In the period since the debut of the website we have grafted and sold tens of thousands of heritage apple trees and have shared the pleasure and joy of these wonderful old apples with many hundreds of people nationwide. With the exceptions of North Dakota and Hawaii, our trees are now being raised in every state in the union! Historic old varieties such as Virginia Beauty, Mattamuskeet and Carter’s Blue, once very rare, are now preserved for future generations to enjoy. Some ancient varieties like Hall and Junaluska, at one time thought to be extinct, have been rediscovered, and through the dedicated work of our fellow collectors and preservationists, are now available once again for apple lovers everywhere.
Collecting and raising so many different varieties is certainly a difficult challenge and success has not always been ours. We have planted and lost many varieties over the years but we continue to seek out these precious American treasures to add to our ever-growing collection. Many classic apples like Kittageskee or Yadkin Beauty are probably lost forever but we continue our search for other “lost apples” in the hope that we can save these selections from a similar fate. We simply cannot abide the thought of losing more historic apples, thus the driving force behind our work.
So, as we take our website from the late 20th century into the new millennium, we will continue our efforts to protect and preserve these apples. Over the coming years I will use this blog to share our work with you in the hope that I can inspire you to better appreciate American heritage apples and the stories that go with them. I will update you on what new apples we have found and share our experiences and comments about those apples we currently maintain in our extensive collection. I will provide weather reports, discuss events on the farm and share other issues I think you might enjoy. As always, I look forward to hearing from my readers and hope you will write with your comments and suggestions on how we can better serve you. Who knows, we may even be lucky enough to find a reader out there who just might know where we can find an ancient, abandoned Kittageskee tree!

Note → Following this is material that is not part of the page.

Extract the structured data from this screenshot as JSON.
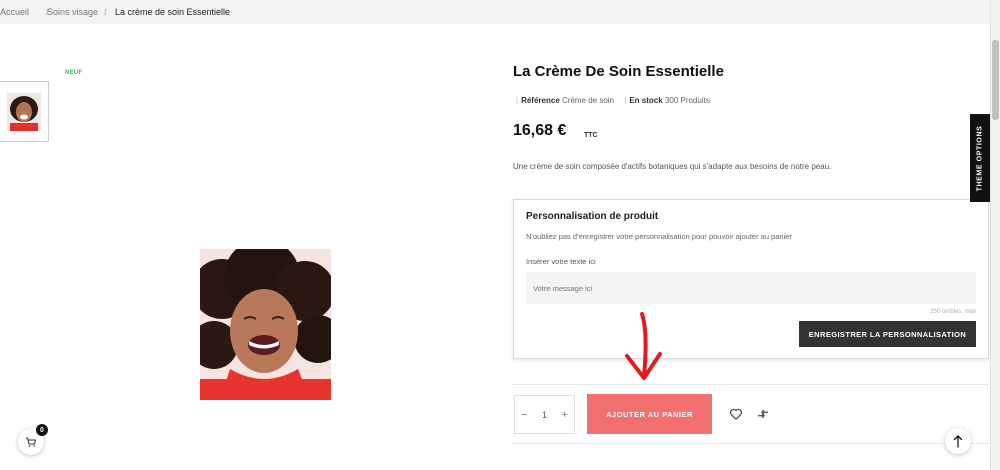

In the meantime, enjoy our new website and let us know what you think.